In late September, India “surprised” 51 out of 52 economists by cutting rates a larger than expected 50 bps.

Despite RBI Governor Raghuram Rajan’s penchant for catching markets off guard and despite the fact that exports had fallen for eight consecutive months, economists still failed to predict that anything more than 25 bps was in the cards.

“The weakness in India’s exports is striking, not only in terms of past trend, but also from a cross country perspective,” Deutsche Bank wrote at the time. “Indeed, India’s exports performance has been the weakest in the region in 2015.”

In short: in a world gone Keynesian crazy, you live and die by your willingness to engage in competitive easing and with China having just a month earlier moved to devalue the yuan, India had little choice but to cut lest the export picture should darken further.

Since then the malaise has deepened.

Exports have now fallen for 12 straight months and although some of the decline is probably attributable to slumping prices (as opposed to lower volumes), it’s worrisome nevertheless.

“India’s external trade likely fell for second consecutive year in FY16E, with both exports and imports contracting by 18.5%YoY and 17.2%YoY in the period Apr-Nov’15,” Citi notes, adding that “the meltdown in India’s exports and imports was even sharper than the global trade which contracted by 12- 13%YoY.”

On Friday, in the wake of China's continued devaluation of the yuan, Indian Trade Minister Nirmala Sitharaman expressed concern about the effect a sharply weaker RMB will have on her country's trade deficit with Beijing. "It's worrying," she said. "My deficit with China will widen."

India is now looking at ways to prevent a flood of cheap imports from hitting domestic producers.  "India steel companies such as JSW Ltd have asked the government to set a minimum import price to stop cheap imports undercutting them," Reuters writes. "A similar measure was adopted in 1999." 

And cheap Chinese imports aren't the only thing domestic corporates have to be concerned about. If the Chinese economy continues to land hard (so to speak) a sharper devaluation is a virtual certainty. That could weigh on the rupee and imperil Indian corporates that have borrowed in dollars. 

“If China keeps getting hit like this, the yuan has to devalue, and we will see another crisis in India,” Vishal Kampani, managing director at JM Financial said in a January 8 interview with Bloomberg. "A devaluation of the yuan could weaken the rupee, creating 'huge problems' for Indian companies that have to pay back dollar loans, Kampani said." Here's more: 

China is India’s largest trade partner and third-largest export market, so a slowdown there could prolong a record slump in the South Asian nation’s overseas shipments, which declined 12 straight months through November.
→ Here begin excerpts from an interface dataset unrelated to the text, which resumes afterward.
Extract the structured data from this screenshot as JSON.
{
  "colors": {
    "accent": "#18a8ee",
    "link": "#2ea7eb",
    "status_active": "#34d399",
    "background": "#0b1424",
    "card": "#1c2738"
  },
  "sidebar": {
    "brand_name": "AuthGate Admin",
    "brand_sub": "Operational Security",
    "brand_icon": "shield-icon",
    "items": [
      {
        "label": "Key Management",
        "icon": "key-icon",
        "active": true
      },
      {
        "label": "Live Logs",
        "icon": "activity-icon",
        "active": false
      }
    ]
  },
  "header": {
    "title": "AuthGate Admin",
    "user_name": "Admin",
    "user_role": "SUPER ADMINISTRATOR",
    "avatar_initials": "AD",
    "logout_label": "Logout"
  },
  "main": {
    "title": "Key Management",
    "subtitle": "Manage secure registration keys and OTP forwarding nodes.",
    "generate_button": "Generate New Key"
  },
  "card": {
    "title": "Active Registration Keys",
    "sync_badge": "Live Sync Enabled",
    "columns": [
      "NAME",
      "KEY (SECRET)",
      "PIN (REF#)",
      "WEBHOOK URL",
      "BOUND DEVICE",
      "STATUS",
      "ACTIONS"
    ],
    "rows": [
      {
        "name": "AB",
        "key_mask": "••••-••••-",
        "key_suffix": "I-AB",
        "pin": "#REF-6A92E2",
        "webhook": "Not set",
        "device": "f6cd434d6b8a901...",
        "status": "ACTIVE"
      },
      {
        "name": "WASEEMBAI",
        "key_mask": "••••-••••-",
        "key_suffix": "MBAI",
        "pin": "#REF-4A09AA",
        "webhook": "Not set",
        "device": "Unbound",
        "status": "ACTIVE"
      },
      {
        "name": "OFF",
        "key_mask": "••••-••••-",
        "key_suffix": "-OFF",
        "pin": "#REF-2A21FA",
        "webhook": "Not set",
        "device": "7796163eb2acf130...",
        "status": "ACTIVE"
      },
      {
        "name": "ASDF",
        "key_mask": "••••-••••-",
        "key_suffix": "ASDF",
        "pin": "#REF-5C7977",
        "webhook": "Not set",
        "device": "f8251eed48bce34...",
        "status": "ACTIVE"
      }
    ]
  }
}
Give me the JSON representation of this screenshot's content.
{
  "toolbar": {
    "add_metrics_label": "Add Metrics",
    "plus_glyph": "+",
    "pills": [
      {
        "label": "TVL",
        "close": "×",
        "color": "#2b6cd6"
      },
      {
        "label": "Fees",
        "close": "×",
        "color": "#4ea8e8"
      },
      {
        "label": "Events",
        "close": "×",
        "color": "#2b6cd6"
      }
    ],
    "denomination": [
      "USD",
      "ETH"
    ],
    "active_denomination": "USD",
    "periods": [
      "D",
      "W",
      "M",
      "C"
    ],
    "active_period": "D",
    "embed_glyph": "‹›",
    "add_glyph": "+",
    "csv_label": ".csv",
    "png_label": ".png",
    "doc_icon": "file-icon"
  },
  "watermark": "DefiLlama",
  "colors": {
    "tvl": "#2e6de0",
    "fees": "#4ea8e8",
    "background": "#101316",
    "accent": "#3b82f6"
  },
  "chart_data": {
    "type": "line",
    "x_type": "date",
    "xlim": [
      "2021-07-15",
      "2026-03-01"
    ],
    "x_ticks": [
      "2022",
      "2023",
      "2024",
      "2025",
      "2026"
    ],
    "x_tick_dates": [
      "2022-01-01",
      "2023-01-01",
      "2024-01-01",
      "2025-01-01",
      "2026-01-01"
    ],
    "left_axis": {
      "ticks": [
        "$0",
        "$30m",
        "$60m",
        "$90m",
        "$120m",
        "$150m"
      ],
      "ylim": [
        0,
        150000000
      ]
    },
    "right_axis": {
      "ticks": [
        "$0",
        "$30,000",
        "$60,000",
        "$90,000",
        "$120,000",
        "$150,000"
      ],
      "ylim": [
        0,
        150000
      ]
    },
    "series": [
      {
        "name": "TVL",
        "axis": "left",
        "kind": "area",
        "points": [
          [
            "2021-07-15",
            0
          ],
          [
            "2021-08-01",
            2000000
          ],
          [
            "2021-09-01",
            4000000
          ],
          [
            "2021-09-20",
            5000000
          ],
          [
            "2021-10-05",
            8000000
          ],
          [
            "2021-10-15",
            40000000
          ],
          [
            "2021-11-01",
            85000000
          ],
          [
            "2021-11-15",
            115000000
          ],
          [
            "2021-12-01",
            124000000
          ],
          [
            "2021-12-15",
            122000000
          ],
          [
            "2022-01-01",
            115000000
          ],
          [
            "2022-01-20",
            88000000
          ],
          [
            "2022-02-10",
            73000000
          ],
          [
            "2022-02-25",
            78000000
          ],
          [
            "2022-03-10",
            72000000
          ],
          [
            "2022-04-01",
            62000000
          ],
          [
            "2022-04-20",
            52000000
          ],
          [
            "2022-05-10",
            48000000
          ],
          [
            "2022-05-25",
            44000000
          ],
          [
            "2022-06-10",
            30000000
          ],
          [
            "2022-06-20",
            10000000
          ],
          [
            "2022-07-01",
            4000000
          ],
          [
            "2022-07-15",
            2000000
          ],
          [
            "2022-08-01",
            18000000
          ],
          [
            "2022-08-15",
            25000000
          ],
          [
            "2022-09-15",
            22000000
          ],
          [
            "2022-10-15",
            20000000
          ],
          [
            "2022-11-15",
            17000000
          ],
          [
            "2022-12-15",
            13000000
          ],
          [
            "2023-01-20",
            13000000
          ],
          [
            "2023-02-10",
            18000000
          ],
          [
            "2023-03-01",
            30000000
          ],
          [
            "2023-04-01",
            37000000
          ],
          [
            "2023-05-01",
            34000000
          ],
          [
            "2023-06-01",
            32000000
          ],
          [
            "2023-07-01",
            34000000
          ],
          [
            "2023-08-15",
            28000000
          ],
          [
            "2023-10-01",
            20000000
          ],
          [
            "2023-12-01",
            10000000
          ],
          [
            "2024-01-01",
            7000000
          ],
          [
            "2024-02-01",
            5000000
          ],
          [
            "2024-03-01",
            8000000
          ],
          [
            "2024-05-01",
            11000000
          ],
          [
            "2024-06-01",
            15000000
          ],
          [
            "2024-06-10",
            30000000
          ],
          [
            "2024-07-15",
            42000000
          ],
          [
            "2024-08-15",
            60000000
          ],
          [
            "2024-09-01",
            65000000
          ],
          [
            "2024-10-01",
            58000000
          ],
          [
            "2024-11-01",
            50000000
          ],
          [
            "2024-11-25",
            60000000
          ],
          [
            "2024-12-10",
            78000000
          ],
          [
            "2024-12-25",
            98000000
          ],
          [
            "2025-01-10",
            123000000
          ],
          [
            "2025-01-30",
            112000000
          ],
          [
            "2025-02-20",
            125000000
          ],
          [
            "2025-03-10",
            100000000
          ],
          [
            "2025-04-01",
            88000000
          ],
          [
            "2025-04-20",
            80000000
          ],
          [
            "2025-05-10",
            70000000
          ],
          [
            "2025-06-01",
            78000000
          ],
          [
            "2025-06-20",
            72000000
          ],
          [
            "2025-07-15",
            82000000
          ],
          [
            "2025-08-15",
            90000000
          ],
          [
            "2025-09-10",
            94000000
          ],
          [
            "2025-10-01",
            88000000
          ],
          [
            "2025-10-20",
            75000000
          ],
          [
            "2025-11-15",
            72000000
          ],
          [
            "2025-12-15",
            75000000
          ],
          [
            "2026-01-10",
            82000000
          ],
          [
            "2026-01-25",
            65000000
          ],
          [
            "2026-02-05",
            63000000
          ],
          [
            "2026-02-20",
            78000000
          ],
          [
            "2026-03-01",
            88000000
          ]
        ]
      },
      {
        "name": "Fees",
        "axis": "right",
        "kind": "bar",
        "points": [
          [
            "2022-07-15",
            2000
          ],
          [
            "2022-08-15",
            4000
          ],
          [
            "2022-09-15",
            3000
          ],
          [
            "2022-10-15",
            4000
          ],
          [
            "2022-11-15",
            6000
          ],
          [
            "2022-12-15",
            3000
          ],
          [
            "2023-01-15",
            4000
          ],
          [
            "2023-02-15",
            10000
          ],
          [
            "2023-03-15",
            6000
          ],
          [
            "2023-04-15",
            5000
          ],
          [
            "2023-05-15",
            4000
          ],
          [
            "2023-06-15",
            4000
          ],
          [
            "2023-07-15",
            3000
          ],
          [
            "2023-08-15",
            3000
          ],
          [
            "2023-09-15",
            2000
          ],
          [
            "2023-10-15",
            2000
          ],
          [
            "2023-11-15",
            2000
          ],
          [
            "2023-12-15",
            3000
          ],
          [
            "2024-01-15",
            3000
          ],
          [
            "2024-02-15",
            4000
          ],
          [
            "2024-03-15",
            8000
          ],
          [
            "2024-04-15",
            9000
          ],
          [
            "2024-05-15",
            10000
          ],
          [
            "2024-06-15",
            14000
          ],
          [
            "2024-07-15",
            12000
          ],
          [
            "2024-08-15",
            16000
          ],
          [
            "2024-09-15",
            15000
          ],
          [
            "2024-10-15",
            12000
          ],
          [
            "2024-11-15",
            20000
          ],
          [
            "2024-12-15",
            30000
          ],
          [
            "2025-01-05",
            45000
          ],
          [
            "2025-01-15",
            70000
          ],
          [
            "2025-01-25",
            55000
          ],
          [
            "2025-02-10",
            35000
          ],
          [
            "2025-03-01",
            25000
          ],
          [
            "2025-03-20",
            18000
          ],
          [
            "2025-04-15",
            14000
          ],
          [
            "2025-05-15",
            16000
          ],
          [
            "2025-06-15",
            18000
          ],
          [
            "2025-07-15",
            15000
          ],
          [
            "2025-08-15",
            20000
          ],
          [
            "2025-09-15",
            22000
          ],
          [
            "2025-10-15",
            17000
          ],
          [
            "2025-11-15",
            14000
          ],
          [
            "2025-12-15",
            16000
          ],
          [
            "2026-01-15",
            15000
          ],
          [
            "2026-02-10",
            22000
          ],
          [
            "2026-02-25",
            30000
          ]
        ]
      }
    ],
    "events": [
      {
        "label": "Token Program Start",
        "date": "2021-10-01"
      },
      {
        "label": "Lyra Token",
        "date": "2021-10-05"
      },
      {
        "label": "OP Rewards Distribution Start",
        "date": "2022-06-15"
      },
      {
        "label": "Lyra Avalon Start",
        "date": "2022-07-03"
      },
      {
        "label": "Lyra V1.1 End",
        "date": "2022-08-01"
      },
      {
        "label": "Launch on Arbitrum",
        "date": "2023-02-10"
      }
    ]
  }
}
A China-led rout in Indian markets also risks damping private investment, already hurt by credit lines choked by bad debt and a legislative gridlock that’s blocked economic bills. That would boost pressure on Prime Minister Narendra Modi to sustain public spending even at the risk of worsening Asia’s widest budget deficit.

As a reminder, the country's fiscal situation is a bit precarious or, as Citi puts it, Modi has "good intentions in a challenging environment." "We believe that the government is committed to a fiscal consolidation path, but balancing the credibility of its deficit compression promise and presenting a realistic budget which does not give a negative growth shock is going to be tricky," Citi wrote, in a note out Monday.

Yes, it's "going to be tricky" because as we've seen in countless other countries over the past five or so years, fiscal retrenchment and booming growth aren't compatible. 

So ultimately, the spillover from China may well force India to choose between shoring up the deficit and keeping the economy going with fiscal stimulus as private investors close their wallets. Meanwhile, a sharp drop in the rupee is going to put tremendous pressure on Indian corporates who have borrowed in dollars and are "less [hedged] than we would wish", to quote Rajan.

Why should you care about this, you ask? 

Because as we showed back in November, the fate of global growth hangs on just three countries and if you believe Goldman, India will be the strongest performer: